For the past two years, CU-Boulder has closed the campus to non-affiliates on April 20. We have taken these steps to ensure that our research, creative work, teaching, studying, residential and student support services, and official business – which occurs on the campus seven days a week – are not compromised by the unwanted 4/20 gathering. For a third straight year, I am announcing that the campus will be closed to non-affiliates on April 20.

On that day from 12 to 6 p.m., CU faculty, staff and students will be asked by security staff, including University of Colorado Police, to show their Buff OneCards to enter the campus. Please know that all CU faculty, staff and students are welcome on campus, and our security staff and police officers will take special care and consideration to make sure your entry to campus is as smooth as possible. Our goal is to conduct this closure in a professional manner that minimizes the impact on our affiliates and authorized visitors. On April 20, all campus facilities that are normally open on Sundays will remain open for use by students, faculty and staff. The Norlin Quad will be closed to everyone. Visitors with official business on the campus will need to obtain a visitor’s pass to enter the campus. More details on that process will be announced soon via CU-Boulder Today.

You may ask why this move is necessary after two successful years of curtailing the large 4/20 crowd. It is imperative that the public knows we are serious about eliminating this disruptive gathering. I hope at some point in the near-future that campus closures will not be necessary, and we can go about daily business on campus as we normally do. I have also heard feedback from CU Student Government leaders, who have passed along students’ concerns that the police presence on campus makes some feel intimidated and unwelcome. I want to reiterate that this presence is designed to simply ensure that you can go about your business without disruption.
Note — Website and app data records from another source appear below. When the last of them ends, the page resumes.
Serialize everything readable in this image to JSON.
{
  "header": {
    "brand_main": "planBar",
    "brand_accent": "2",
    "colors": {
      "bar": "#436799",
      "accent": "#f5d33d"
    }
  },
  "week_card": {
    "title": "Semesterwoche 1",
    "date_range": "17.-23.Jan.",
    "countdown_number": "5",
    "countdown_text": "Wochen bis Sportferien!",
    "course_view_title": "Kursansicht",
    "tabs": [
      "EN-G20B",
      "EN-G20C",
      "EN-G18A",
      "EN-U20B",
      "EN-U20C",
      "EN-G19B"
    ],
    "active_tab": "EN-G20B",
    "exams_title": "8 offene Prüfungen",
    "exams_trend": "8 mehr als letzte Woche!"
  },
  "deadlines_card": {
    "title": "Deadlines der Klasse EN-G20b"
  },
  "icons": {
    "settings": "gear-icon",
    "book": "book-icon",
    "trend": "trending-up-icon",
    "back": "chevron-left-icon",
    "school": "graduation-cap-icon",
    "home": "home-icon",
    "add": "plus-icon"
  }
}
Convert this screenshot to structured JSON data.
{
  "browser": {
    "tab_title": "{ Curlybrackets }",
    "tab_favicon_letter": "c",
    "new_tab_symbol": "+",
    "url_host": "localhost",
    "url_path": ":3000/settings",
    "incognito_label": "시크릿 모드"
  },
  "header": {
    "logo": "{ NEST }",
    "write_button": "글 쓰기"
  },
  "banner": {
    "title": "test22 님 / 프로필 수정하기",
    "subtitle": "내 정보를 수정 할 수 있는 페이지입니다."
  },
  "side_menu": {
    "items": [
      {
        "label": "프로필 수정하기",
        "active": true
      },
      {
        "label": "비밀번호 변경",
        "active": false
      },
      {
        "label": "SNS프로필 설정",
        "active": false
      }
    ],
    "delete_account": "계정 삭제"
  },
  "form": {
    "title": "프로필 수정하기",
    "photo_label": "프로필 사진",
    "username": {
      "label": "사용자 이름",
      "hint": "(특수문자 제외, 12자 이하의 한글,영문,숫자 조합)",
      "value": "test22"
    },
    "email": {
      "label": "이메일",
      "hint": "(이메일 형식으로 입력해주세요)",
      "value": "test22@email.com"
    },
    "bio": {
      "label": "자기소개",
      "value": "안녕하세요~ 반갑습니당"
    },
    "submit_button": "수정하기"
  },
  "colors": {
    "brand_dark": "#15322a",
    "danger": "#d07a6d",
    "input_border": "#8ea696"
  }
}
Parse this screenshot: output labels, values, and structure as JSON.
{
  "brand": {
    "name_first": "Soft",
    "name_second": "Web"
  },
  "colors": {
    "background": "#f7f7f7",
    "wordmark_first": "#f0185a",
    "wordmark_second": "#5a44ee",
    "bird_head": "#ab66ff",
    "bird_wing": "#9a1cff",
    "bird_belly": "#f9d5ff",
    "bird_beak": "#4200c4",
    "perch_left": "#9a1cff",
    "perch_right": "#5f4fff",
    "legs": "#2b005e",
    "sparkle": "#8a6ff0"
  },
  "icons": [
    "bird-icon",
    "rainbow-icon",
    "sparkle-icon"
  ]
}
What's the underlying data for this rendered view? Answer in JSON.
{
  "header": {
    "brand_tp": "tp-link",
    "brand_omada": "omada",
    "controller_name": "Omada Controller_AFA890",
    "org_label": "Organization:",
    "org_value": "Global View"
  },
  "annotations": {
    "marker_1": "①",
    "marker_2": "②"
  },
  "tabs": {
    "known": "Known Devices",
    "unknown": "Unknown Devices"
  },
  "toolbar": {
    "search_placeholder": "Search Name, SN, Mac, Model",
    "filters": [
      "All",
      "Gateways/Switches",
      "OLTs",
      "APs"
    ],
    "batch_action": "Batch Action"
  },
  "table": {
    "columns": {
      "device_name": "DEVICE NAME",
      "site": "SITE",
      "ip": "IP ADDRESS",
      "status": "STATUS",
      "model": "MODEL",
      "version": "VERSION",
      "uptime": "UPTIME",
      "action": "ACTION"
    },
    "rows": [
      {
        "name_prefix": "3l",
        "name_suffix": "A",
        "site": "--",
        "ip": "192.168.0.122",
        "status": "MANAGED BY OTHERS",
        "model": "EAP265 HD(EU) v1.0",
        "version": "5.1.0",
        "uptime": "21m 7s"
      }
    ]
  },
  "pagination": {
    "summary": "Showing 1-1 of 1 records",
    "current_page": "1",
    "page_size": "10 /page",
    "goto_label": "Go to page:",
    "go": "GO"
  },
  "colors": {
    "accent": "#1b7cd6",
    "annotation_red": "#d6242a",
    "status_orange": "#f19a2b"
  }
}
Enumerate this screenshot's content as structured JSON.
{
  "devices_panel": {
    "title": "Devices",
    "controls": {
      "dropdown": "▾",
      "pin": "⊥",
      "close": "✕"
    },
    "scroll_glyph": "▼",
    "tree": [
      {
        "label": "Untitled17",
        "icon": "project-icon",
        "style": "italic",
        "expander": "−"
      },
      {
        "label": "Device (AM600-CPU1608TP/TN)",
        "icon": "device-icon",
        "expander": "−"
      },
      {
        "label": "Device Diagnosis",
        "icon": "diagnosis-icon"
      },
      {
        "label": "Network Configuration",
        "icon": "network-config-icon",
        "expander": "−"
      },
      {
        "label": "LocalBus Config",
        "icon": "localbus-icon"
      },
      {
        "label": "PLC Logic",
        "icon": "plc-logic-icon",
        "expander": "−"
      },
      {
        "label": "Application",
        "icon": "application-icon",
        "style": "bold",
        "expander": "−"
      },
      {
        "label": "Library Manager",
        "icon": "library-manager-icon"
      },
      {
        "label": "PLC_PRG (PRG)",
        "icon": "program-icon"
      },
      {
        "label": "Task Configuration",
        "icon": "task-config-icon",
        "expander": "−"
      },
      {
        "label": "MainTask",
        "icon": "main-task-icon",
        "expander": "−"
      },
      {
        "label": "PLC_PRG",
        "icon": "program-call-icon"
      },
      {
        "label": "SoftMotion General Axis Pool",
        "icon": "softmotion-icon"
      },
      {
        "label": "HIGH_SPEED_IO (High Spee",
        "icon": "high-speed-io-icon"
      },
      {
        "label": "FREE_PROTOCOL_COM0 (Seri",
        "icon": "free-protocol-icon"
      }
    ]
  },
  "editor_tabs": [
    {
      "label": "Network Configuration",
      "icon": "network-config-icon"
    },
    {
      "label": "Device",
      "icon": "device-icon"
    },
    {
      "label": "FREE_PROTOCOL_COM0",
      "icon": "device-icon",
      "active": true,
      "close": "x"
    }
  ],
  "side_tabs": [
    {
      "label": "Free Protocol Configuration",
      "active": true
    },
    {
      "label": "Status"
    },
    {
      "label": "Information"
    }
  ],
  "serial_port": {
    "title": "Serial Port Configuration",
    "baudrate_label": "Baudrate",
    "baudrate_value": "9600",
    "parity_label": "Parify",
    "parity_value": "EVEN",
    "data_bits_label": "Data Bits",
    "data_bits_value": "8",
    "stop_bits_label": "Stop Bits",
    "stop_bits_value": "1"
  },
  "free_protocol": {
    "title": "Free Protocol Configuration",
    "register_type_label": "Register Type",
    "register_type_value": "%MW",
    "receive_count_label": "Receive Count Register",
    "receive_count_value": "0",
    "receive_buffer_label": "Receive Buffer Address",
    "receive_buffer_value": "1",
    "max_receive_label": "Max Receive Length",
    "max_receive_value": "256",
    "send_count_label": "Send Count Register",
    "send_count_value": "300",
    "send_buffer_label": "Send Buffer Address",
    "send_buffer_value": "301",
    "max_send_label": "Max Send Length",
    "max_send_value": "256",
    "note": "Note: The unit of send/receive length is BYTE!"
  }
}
Our officers will be courteous and professional to all, and you should know that over the past two years, the CU Police Department has not received a single written complaint about its conduct or presence on 4/20.

I thank all of you in advance for your patience and cooperation in helping us to end the 4/20 gathering at CU-Boulder. We are ensuring that our students, who pay tuition for the privilege of attending the university, and our faculty and staff who educate and serve them, can all engage in their most basic work without material disruption.

I also want to specifically thank representatives of the CU Student Government for their input and engagement in this process. They, too, are opposed to the large, disruptive 4/20 gatherings we’ve seen in past years. But they want to keep alive debate and dialogue on federal and state drug policies. I support this. Please be on the lookout for an announcement coming soon on a CUSG-led drug policy symposium in March or April.

If you have any questions, suggestions or complaints, we encourage you to contact us at


Philip P. DiStefano, chancellor
University of Colorado Boulder